- ICAO coronavirus resource centre
- Air Cargo COVID-19 Action Page
- IATA TACT COVID-19 Operational Impact Portal
- IATA Quick Reference for Ground Handling During COVID-19
- IATA Guidance on the Safe Carriage of Cargo in the Passenger Cabin
- WHO: Coronavirus disease (COVID-19) Pandemic
- International Society for Infection Diseases COVID-19 Page
“We are encouraged to see the majority of public health authorities directly or jointly with airport operators deploying health screening measures such as temperature checks at the airports,” said Stefano Baronci, director general, ACI Asia-Pacific. “This close cooperation between public health authorities, civil aviation authorities and airports is critical for the sector to resume operations and rebuild passengers’ confidence to travel.”

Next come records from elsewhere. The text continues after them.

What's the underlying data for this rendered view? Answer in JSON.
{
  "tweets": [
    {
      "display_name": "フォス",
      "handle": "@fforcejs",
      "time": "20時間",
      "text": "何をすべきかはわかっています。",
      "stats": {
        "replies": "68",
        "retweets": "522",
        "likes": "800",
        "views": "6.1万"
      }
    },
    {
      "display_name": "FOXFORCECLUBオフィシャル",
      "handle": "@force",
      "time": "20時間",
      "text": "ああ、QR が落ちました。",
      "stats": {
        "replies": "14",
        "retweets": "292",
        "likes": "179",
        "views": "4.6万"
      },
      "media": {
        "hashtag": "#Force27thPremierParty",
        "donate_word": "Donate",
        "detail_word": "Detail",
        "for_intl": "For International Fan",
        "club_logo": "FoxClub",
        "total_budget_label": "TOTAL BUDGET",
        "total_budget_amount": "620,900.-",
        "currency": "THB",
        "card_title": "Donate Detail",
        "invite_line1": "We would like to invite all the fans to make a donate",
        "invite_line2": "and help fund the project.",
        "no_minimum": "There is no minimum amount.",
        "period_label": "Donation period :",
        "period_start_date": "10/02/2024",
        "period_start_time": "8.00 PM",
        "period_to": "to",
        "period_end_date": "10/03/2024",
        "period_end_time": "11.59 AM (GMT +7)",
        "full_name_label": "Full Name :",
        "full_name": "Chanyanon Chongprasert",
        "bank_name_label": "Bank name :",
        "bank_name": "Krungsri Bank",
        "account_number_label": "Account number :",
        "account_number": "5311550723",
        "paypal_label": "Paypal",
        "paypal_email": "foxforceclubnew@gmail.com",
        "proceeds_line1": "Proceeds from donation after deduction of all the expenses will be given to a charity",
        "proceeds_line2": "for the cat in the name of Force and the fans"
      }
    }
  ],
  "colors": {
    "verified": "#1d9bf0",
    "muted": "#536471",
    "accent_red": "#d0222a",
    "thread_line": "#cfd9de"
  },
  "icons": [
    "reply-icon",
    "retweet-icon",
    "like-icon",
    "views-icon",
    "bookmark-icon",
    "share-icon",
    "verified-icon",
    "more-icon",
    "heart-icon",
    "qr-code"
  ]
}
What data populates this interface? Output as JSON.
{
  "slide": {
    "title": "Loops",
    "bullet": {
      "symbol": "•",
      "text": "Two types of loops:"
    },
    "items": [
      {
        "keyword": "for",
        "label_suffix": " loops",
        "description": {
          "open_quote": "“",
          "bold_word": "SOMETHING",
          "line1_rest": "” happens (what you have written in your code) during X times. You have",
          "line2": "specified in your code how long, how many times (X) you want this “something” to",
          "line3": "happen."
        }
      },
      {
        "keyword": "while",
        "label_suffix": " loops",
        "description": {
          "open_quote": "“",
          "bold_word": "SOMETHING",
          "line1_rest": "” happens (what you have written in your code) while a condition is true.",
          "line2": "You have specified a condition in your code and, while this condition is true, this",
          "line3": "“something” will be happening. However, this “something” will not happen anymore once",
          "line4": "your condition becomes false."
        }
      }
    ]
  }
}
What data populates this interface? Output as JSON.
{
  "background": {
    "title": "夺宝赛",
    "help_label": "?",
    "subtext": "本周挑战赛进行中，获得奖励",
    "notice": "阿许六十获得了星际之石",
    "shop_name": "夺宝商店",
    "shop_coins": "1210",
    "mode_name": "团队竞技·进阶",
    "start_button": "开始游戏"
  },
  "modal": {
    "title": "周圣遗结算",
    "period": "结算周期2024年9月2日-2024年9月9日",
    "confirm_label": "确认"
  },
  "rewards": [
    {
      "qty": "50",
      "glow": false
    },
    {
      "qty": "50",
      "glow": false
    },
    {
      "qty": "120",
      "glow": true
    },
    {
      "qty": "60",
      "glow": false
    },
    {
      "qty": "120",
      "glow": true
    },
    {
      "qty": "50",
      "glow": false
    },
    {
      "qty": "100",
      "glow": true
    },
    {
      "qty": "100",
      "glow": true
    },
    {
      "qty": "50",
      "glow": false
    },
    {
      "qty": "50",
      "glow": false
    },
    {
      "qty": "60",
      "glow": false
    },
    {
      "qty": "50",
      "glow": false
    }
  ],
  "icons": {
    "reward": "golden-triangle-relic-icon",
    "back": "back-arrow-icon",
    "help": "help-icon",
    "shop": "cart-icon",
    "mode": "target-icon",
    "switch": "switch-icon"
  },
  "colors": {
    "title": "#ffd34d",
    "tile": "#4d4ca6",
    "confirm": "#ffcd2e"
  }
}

Airports in the region though are concerned because there are no clear guidelines from governments or other authorities as to how long the ICAO measures will be in place.
“Airports are clearly expressing that the measures used during the restart will not be sustainable for the longer term. It is imperative for public health authorities, civil aviation authorities and airports to continue partnering to update and adapt health screening measures based on changing data and medical evidence as travel picks up,” added Baronci.
Airports anticipate the measures for the longer-term recovery will include the promotion of a health culture, engagement with local communities to rebuild confidence to travel, automating more and installing touch-less technology, the association said.
Governments and regulators are evaluating opportunities to establish travel corridors within their sub-regions to facilitate necessary travels and resume business activities. “ACI Asia-Pacific sees this as a step in the right direction that will allow airports to show the flying public it is taking a responsible approach to opening up,” Baronci said.